▶ Records provided:
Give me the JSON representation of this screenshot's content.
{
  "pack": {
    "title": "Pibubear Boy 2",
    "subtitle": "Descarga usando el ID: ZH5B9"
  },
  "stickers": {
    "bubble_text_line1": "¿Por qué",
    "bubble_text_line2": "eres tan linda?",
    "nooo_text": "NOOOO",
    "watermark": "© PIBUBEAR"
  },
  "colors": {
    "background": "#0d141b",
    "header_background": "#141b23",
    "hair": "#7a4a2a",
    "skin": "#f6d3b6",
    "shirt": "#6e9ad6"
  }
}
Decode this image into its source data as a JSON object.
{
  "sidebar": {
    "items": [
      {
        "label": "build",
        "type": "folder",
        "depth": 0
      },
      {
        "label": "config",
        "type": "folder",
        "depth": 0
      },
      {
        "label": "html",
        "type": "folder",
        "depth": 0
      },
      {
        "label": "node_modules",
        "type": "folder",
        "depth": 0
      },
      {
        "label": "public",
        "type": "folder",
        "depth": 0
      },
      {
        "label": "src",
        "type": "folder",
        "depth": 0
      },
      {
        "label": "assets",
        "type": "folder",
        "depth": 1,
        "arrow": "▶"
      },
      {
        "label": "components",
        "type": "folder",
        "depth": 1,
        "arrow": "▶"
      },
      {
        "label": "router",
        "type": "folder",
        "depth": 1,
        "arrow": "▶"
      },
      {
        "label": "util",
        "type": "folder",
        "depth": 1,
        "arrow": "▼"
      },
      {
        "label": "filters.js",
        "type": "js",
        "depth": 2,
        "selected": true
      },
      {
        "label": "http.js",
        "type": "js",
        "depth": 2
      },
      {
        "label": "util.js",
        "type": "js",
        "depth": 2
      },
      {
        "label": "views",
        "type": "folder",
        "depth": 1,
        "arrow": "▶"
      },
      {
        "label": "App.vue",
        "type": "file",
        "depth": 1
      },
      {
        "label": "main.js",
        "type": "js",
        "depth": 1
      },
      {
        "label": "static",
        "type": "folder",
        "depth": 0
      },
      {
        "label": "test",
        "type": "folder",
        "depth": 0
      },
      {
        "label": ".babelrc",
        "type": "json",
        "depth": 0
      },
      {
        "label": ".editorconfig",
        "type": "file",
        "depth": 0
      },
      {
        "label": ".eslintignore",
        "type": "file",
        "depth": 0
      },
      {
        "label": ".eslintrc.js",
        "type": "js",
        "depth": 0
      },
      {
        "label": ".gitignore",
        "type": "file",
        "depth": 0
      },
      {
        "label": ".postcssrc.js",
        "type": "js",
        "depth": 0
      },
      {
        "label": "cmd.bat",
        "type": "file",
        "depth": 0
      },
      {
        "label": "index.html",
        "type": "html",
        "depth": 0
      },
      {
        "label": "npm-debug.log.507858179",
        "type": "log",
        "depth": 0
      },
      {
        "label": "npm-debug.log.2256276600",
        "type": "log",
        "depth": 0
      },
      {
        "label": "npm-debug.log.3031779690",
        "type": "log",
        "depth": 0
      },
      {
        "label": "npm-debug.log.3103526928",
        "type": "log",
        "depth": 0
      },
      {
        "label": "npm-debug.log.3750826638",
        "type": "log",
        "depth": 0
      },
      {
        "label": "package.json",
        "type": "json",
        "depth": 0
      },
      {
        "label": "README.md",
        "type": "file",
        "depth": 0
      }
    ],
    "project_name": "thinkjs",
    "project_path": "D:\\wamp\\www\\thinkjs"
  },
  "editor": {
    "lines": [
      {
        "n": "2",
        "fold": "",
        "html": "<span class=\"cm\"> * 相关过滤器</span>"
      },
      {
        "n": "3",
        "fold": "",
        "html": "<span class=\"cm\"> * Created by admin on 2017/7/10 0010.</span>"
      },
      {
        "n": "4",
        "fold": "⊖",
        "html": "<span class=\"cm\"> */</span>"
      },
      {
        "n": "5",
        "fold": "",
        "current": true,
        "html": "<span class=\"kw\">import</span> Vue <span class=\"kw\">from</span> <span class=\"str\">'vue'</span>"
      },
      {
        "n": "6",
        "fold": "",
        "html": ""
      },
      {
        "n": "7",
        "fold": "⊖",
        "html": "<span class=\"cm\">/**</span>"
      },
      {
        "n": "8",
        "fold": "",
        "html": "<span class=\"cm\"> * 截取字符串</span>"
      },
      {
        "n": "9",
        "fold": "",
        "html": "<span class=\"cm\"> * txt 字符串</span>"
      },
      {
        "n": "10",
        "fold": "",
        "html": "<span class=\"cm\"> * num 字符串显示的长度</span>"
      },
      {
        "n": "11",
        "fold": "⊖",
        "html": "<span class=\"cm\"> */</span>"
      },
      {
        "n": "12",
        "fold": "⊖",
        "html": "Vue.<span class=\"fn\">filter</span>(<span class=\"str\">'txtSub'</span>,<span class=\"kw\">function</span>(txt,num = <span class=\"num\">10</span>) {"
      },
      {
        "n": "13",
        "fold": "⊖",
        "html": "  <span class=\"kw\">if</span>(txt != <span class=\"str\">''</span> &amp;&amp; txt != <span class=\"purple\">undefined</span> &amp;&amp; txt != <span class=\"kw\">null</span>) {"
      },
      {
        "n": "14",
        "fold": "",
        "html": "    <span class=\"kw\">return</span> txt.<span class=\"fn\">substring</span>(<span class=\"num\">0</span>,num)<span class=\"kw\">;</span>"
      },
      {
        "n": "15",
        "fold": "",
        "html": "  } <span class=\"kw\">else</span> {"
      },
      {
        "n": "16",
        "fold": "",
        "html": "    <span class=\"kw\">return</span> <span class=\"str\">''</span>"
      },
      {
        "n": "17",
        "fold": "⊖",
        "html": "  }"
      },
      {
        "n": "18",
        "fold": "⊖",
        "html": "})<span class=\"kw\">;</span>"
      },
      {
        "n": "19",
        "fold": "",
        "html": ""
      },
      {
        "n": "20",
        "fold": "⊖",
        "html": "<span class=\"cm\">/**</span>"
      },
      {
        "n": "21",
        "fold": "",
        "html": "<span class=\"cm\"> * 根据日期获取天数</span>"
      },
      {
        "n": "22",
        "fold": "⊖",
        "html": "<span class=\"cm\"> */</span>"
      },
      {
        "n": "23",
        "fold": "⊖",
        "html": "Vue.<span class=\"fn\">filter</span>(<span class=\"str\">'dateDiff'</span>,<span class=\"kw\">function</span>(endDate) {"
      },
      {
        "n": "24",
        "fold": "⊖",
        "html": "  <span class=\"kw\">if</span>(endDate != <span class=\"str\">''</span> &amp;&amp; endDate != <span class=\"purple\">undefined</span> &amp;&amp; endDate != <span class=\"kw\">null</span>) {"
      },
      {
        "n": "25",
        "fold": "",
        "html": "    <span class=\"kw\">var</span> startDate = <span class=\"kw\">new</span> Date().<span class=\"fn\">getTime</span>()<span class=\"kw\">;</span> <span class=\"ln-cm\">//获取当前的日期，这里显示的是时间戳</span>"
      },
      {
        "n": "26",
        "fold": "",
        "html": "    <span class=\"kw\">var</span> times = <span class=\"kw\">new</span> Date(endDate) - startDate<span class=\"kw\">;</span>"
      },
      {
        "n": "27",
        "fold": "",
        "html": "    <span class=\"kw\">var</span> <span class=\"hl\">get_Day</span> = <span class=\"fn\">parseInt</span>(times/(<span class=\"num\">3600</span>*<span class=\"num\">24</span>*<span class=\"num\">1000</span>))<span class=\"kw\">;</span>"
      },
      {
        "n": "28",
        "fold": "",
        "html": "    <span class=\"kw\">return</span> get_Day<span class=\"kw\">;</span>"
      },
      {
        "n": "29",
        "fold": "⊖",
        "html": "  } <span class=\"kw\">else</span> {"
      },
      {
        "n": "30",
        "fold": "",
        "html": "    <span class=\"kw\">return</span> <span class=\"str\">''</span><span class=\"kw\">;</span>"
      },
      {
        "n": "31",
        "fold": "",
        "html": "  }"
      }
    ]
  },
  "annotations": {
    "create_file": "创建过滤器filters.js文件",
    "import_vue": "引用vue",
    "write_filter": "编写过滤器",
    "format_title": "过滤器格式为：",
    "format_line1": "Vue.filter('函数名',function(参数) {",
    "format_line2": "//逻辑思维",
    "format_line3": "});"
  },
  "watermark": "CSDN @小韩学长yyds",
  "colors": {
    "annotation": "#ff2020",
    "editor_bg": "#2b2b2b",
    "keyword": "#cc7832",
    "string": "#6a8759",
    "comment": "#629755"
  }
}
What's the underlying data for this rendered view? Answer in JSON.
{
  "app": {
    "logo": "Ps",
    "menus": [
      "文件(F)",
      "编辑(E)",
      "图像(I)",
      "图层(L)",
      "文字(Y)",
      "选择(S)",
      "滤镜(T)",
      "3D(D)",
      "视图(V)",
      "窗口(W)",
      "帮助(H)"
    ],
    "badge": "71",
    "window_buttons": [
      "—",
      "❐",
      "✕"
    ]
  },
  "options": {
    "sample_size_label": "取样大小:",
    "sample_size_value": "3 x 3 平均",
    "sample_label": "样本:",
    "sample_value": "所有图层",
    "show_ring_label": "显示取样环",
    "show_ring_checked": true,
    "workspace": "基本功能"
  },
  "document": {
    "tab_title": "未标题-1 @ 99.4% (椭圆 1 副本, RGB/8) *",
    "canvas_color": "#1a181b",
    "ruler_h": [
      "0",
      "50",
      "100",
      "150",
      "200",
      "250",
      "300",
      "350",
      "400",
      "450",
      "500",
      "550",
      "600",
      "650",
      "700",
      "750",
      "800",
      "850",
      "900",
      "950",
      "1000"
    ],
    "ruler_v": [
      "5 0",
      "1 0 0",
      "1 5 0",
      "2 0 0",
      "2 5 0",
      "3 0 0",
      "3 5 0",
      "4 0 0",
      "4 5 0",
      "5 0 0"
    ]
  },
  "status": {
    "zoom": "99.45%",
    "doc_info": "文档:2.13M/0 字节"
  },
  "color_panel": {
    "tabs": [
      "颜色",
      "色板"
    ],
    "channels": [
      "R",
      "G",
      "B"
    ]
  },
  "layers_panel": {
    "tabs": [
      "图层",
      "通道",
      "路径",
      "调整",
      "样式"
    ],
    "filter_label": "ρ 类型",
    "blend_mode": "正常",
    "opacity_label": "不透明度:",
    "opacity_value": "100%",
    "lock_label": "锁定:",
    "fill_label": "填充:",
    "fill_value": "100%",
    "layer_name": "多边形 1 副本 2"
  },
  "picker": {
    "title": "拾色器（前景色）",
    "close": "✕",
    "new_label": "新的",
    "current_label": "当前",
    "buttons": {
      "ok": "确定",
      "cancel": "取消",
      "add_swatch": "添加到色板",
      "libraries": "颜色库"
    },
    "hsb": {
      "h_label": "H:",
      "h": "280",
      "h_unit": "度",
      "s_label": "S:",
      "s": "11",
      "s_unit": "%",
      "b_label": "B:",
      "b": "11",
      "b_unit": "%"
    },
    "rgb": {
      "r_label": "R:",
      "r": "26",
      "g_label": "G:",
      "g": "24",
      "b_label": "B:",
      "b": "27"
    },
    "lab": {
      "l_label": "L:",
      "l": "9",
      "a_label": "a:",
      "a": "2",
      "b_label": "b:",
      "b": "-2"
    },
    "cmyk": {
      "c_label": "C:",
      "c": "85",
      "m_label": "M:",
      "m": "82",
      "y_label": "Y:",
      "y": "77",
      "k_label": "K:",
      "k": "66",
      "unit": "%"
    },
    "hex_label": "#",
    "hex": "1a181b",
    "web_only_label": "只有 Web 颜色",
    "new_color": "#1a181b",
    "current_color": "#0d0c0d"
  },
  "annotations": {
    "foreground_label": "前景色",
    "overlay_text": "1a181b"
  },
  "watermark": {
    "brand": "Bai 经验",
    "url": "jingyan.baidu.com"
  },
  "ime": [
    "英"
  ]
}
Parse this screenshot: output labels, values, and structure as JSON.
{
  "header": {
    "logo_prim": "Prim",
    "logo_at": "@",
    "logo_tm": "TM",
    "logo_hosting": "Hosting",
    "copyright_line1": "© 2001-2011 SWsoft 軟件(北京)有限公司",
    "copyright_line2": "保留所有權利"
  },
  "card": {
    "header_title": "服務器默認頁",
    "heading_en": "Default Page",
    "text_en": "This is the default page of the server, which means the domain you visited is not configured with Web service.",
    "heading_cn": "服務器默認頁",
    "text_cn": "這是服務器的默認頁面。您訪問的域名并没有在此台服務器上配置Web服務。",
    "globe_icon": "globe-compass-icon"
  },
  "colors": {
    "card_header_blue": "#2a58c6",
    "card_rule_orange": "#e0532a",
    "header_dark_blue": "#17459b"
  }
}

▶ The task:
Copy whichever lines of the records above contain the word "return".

▶ Answer space:
        "html": "    <span class=\"kw\">return</span> txt.<span class=\"fn\">substring</span>(<span class=\"num\">0</span>,num)<span class=\"kw\">;</span>"
        "html": "    <span class=\"kw\">return</span> <span class=\"str\">''</span>"
        "html": "    <span class=\"kw\">return</span> get_Day<span class=\"kw\">;</span>"
        "html": "    <span class=\"kw\">return</span> <span class=\"str\">''</span><span class=\"kw\">;</span>"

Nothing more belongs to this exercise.